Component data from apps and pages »
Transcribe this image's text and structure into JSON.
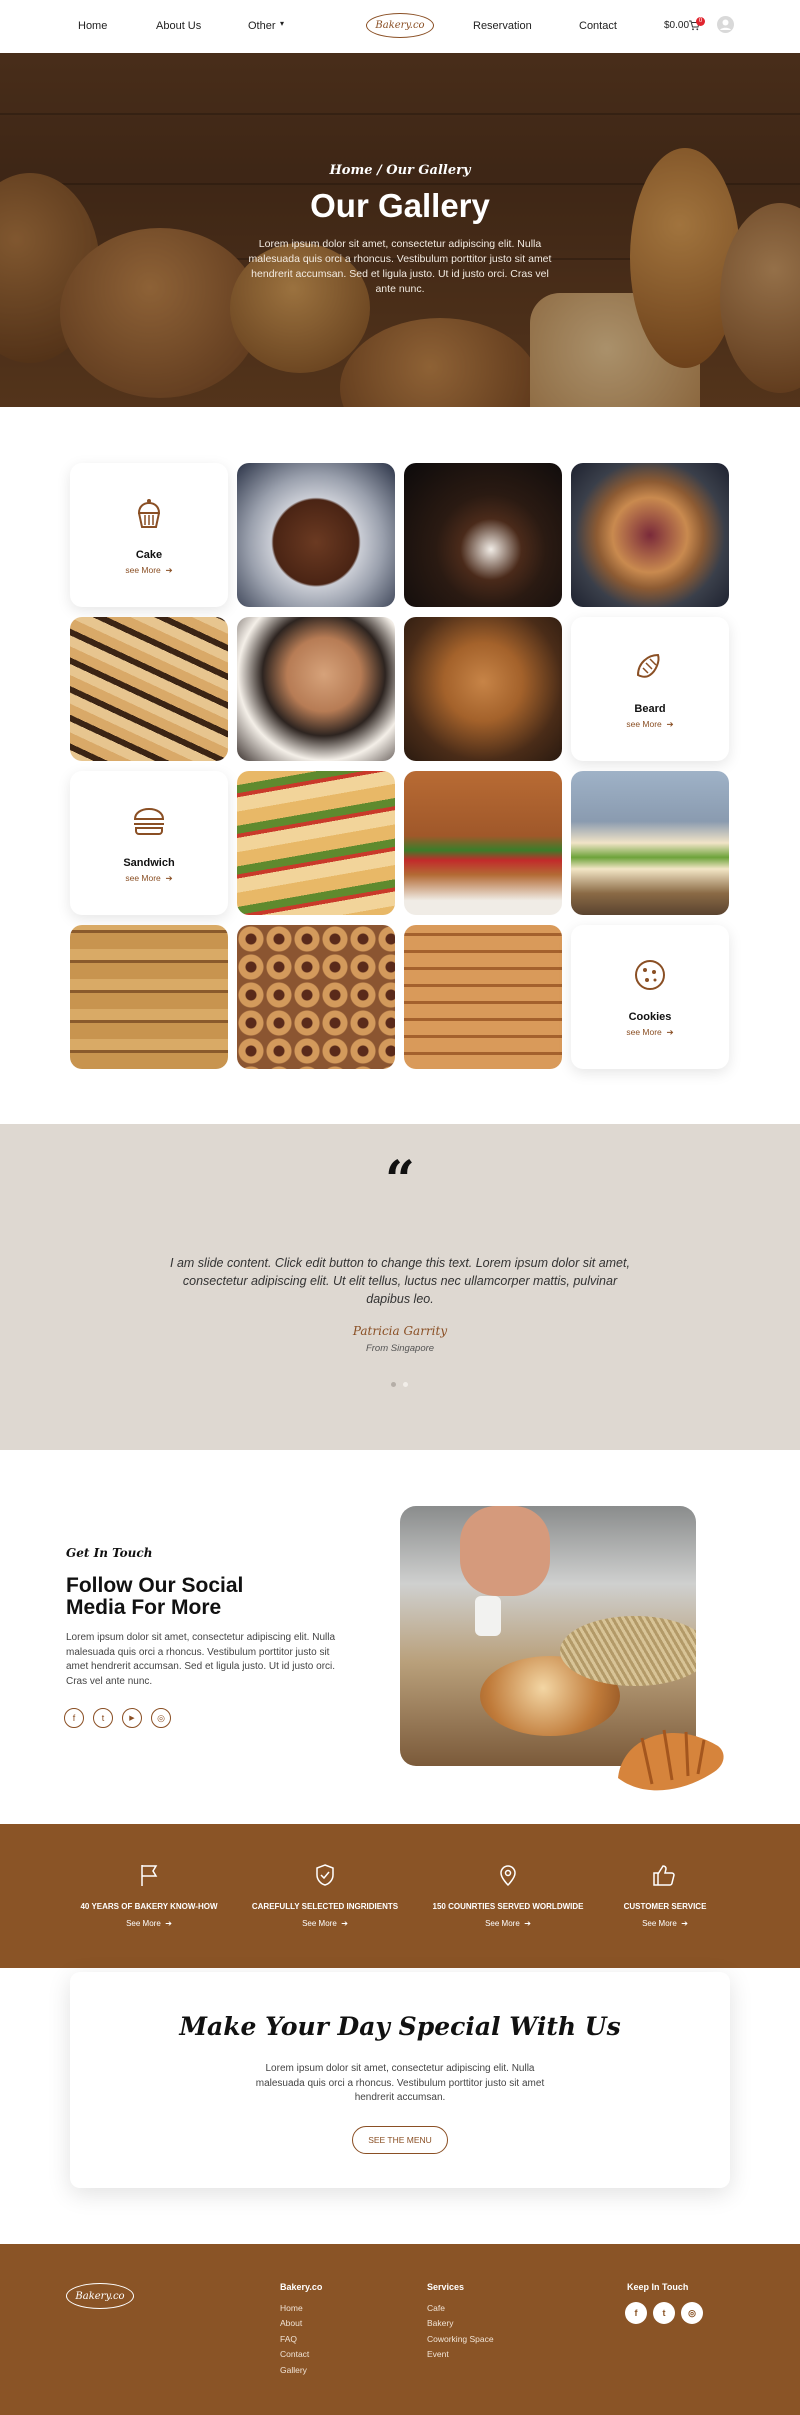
{
  "header": {
    "nav_left": [
      "Home",
      "About Us",
      "Other"
    ],
    "brand": "Bakery.co",
    "nav_right": [
      "Reservation",
      "Contact"
    ],
    "cart_total": "$0.00",
    "cart_count": "0"
  },
  "hero": {
    "breadcrumb": "Home /  Our Gallery",
    "title": "Our Gallery",
    "text": "Lorem ipsum dolor sit amet, consectetur adipiscing elit. Nulla malesuada quis orci a rhoncus. Vestibulum porttitor justo sit amet hendrerit accumsan. Sed et ligula justo. Ut id justo orci. Cras vel ante nunc."
  },
  "gallery": {
    "see_more": "see More",
    "categories": [
      {
        "title": "Cake",
        "icon": "cupcake-icon"
      },
      {
        "title": "Beard",
        "icon": "croissant-icon"
      },
      {
        "title": "Sandwich",
        "icon": "burger-icon"
      },
      {
        "title": "Cookies",
        "icon": "cookie-icon"
      }
    ],
    "photos": [
      "chocolate-cake-photo",
      "bundt-cake-photo",
      "galette-photo",
      "marble-loaf-photo",
      "pizza-dough-photo",
      "croissant-loaf-photo",
      "sub-sandwich-photo",
      "burger-photo",
      "club-sandwich-photo",
      "granola-cookie-stack-photo",
      "thumbprint-cookies-photo",
      "cookie-stack-twine-photo"
    ]
  },
  "testimonial": {
    "quote_mark": "“",
    "text": "I am slide content. Click edit button to change this text. Lorem ipsum dolor sit amet, consectetur adipiscing elit. Ut elit tellus, luctus nec ullamcorper mattis, pulvinar dapibus leo.",
    "author": "Patricia Garrity",
    "origin": "From Singapore",
    "slides": 2,
    "active_slide": 1
  },
  "social": {
    "kicker": "Get In Touch",
    "title_line1": "Follow Our Social",
    "title_line2": "Media For More",
    "text": "Lorem ipsum dolor sit amet, consectetur adipiscing elit. Nulla malesuada quis orci a rhoncus. Vestibulum porttitor justo sit amet hendrerit accumsan. Sed et ligula justo. Ut id justo orci. Cras vel ante nunc.",
    "icons": [
      "f",
      "t",
      "▶",
      "◎"
    ]
  },
  "features": {
    "see_more": "See More",
    "items": [
      {
        "title": "40 YEARS OF BAKERY KNOW-HOW",
        "icon": "flag-icon"
      },
      {
        "title": "CAREFULLY SELECTED INGRIDIENTS",
        "icon": "shield-check-icon"
      },
      {
        "title": "150 COUNRTIES SERVED WORLDWIDE",
        "icon": "map-pin-icon"
      },
      {
        "title": "CUSTOMER SERVICE",
        "icon": "thumbs-up-icon"
      }
    ]
  },
  "cta": {
    "title": "Make Your Day Special With Us",
    "text": "Lorem ipsum dolor sit amet, consectetur adipiscing elit. Nulla malesuada quis orci a rhoncus. Vestibulum porttitor justo sit amet hendrerit accumsan.",
    "button": "SEE THE MENU"
  },
  "footer": {
    "brand": "Bakery.co",
    "col1_title": "Bakery.co",
    "col1": [
      "Home",
      "About",
      "FAQ",
      "Contact",
      "Gallery"
    ],
    "col2_title": "Services",
    "col2": [
      "Cafe",
      "Bakery",
      "Coworking Space",
      "Event"
    ],
    "col3_title": "Keep In Touch",
    "col3_icons": [
      "f",
      "t",
      "◎"
    ]
  },
  "colors": {
    "accent": "#8a5426",
    "testimonial_bg": "#ded8d1",
    "badge": "#e0252f"
  }
}
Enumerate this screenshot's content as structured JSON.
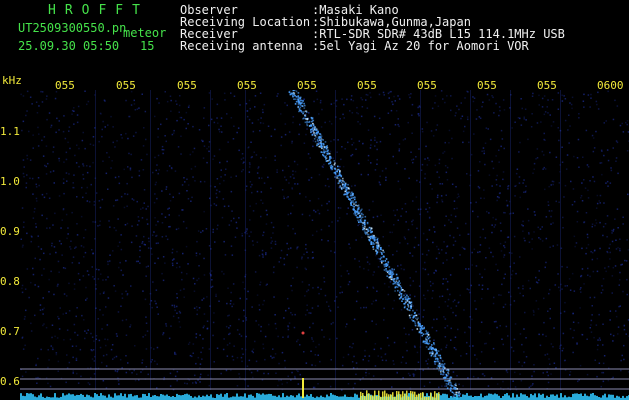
{
  "header": {
    "title": "HROFFT",
    "filename": "UT2509300550.pn",
    "mode": "meteor",
    "datetime": "25.09.30 05:50",
    "count": "15"
  },
  "info": [
    {
      "label": "Observer",
      "value": ":Masaki Kano"
    },
    {
      "label": "Receiving Location",
      "value": ":Shibukawa,Gunma,Japan"
    },
    {
      "label": "Receiver",
      "value": ":RTL-SDR SDR# 43dB L15 114.1MHz USB"
    },
    {
      "label": "Receiving antenna",
      "value": ":5el Yagi Az 20 for Aomori VOR"
    }
  ],
  "axes": {
    "y_unit": "kHz",
    "y_ticks": [
      "1.1",
      "1.0",
      "0.9",
      "0.8",
      "0.7",
      "0.6"
    ],
    "x_ticks": [
      "055",
      "055",
      "055",
      "055",
      "055",
      "055",
      "055",
      "055",
      "055",
      "0600"
    ]
  },
  "colors": {
    "background": "#000000",
    "header_text": "#45e24a",
    "info_text": "#f0f0f0",
    "axis_text": "#f2ea3a",
    "noise": "#1a2a8a",
    "echo": "#4aa0ff",
    "baseline": "#30c8ff"
  }
}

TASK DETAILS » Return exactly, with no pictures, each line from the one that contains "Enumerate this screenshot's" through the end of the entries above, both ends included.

RESULT BELOW »
Enumerate this screenshot's content as structured JSON.
{
  "header": {
    "title": "HROFFT",
    "filename": "UT2509300550.pn",
    "mode": "meteor",
    "datetime": "25.09.30 05:50",
    "count": "15"
  },
  "info": [
    {
      "label": "Observer",
      "value": ":Masaki Kano"
    },
    {
      "label": "Receiving Location",
      "value": ":Shibukawa,Gunma,Japan"
    },
    {
      "label": "Receiver",
      "value": ":RTL-SDR SDR# 43dB L15 114.1MHz USB"
    },
    {
      "label": "Receiving antenna",
      "value": ":5el Yagi Az 20 for Aomori VOR"
    }
  ],
  "axes": {
    "y_unit": "kHz",
    "y_ticks": [
      "1.1",
      "1.0",
      "0.9",
      "0.8",
      "0.7",
      "0.6"
    ],
    "x_ticks": [
      "055",
      "055",
      "055",
      "055",
      "055",
      "055",
      "055",
      "055",
      "055",
      "0600"
    ]
  },
  "colors": {
    "background": "#000000",
    "header_text": "#45e24a",
    "info_text": "#f0f0f0",
    "axis_text": "#f2ea3a",
    "noise": "#1a2a8a",
    "echo": "#4aa0ff",
    "baseline": "#30c8ff"
  }
}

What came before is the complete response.